We also hung in the signing tent while Jo and Kit did their thing, meeting young miss Nadin for the first time, and after that they were ushered out to the photocall area, which brought back fond memories for Jo. And us.

Sent the Photographer over to catch perennial weekend morning favourite Andy Stanton and his long signing queue. It’s nice with traditions.

Andy Stanton

While getting ready to cross to George Street, we spied Barry Hutchison coming away from his morning event, and I could have sworn that was Chae Strathie who turned up as well. Barry came over for a hug. Two hugs, really, but that was before my Photographer mentioned the squirrels. We were treated to an impromptu show about a banana drink and a piece of popcorn in the wrong place (Barry’s throat; the wrong part of it) before he was called on to drive his family home.

Lari Don

There was a queue for the SCBWI event with Lari Don, Candy Gourlay and Elizabeth Wein, but it was all right. We got in and we got seats.

Candy Gourlay

Elizabeth Wein

Afterwards we hung in the George Street signing tent talking to the various SCBWI members and waiting for Candy to be free to socialise. Even Mr Gourlay turned up for a moment before deciding it was hopeless and walked off again. When the wait was over and Candy had promised not to talk to anyone else – hah! – we went for tea in the yurt, where we had such a good time that we forgot that Candy was going to be photographed by Chris Close, and she had to be extricated to high-five herself and to smile at the unlikeliest props. (At least she didn’t get the head with the black and white-chequered cloth covering!)

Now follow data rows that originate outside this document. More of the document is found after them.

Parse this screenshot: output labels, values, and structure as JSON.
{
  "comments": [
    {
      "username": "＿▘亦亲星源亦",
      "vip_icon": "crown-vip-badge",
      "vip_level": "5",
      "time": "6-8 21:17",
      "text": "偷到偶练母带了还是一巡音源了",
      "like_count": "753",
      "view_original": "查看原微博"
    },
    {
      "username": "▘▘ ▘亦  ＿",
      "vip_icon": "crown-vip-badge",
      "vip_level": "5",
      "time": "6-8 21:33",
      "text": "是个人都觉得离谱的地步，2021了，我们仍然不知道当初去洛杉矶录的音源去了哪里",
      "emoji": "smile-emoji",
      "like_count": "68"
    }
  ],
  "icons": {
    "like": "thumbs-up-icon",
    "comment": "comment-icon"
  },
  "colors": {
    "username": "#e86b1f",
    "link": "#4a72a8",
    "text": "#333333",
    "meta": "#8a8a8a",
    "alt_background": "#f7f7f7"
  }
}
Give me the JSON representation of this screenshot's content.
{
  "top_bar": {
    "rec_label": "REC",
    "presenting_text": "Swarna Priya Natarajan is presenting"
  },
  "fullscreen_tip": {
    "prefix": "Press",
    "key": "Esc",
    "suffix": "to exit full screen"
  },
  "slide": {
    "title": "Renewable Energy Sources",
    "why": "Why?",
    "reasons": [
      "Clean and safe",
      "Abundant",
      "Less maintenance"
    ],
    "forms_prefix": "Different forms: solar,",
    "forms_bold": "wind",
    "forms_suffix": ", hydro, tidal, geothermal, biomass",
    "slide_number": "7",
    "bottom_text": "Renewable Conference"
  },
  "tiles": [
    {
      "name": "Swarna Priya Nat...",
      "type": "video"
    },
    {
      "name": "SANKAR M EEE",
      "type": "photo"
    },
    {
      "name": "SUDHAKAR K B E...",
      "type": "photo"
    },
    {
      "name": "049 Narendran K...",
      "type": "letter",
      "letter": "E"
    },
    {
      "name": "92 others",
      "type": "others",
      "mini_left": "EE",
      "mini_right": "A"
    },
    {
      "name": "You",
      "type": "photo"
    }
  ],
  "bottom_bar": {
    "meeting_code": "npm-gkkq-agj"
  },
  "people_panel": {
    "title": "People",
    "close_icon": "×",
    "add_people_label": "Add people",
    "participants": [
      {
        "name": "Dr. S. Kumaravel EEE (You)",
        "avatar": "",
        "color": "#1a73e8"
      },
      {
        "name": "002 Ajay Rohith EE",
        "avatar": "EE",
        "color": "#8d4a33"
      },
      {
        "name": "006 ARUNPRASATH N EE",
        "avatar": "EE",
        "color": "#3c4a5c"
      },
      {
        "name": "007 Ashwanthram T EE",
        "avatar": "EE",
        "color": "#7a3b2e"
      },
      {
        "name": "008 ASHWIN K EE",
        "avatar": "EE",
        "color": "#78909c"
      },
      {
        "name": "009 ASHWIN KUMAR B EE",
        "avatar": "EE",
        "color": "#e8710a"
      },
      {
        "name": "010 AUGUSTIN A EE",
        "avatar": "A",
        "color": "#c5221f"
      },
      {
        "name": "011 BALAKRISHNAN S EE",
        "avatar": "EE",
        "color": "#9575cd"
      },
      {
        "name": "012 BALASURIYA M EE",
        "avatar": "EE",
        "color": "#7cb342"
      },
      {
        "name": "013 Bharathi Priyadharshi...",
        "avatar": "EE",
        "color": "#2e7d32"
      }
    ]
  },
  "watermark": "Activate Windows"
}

Candy Gourlay

Finally met Barbara Henderson in person, a split second after I worked out that’s who she was, and mere hours after talking about her book at home. Chatted to a charming **illustrator, whose name I forgot immediately, and her charming son, who will go far. Caught a glimpse of Donna Moore and then Photographer and I disagreed on whether we saw Jenny Brown or not. But it was definitely Yanis Varoufakis outside.

When there were more SCBWIs round the tea table than you could shake a stick at*, we decided we needed to run for the train we had picked as reasonably safe from too many Runrig fans heading to Stirling. Seems most of the 20 000 or so had not chosen our train. Just as well.

*There is obviously no such thing. I have plenty of sticks.

** Hannah Sanguinetti!!

(Photos Helen Giles)

Dogs in Space

In the last few weeks I’ve come across dogs and space several times. Most recently it was Frank Cottrell Boyce who mentioned Belka and Strelka earlier this week. And the odd thing is, that before I read this picture book about them by Vix Southgate and Iris Deppe, I’d never heard of them.

Laika, yes. I thought she was the most famous space dog, even if she did die up there. And now it turns out that Belka and Strelka orbited Earth in 1960 and lived to ‘tell the tale,’ paving the way for [the human] Yuri Gagarin the following year.

They were street dogs, recruited, ostensibly because they were used to the rough life out there. But you can’t get away from the fact that if things went wrong, they had not been anyone’s pets.

But once lured off the street, they received cosmonaut training rather like their human colleagues, and the best dogs were picked for the first space flight.

Vix Southgate and Iris Deppe, Dogs in Space

And it does seem as if the pair was ideally suited for this job. I’m glad to have made their acquaintance after all these years.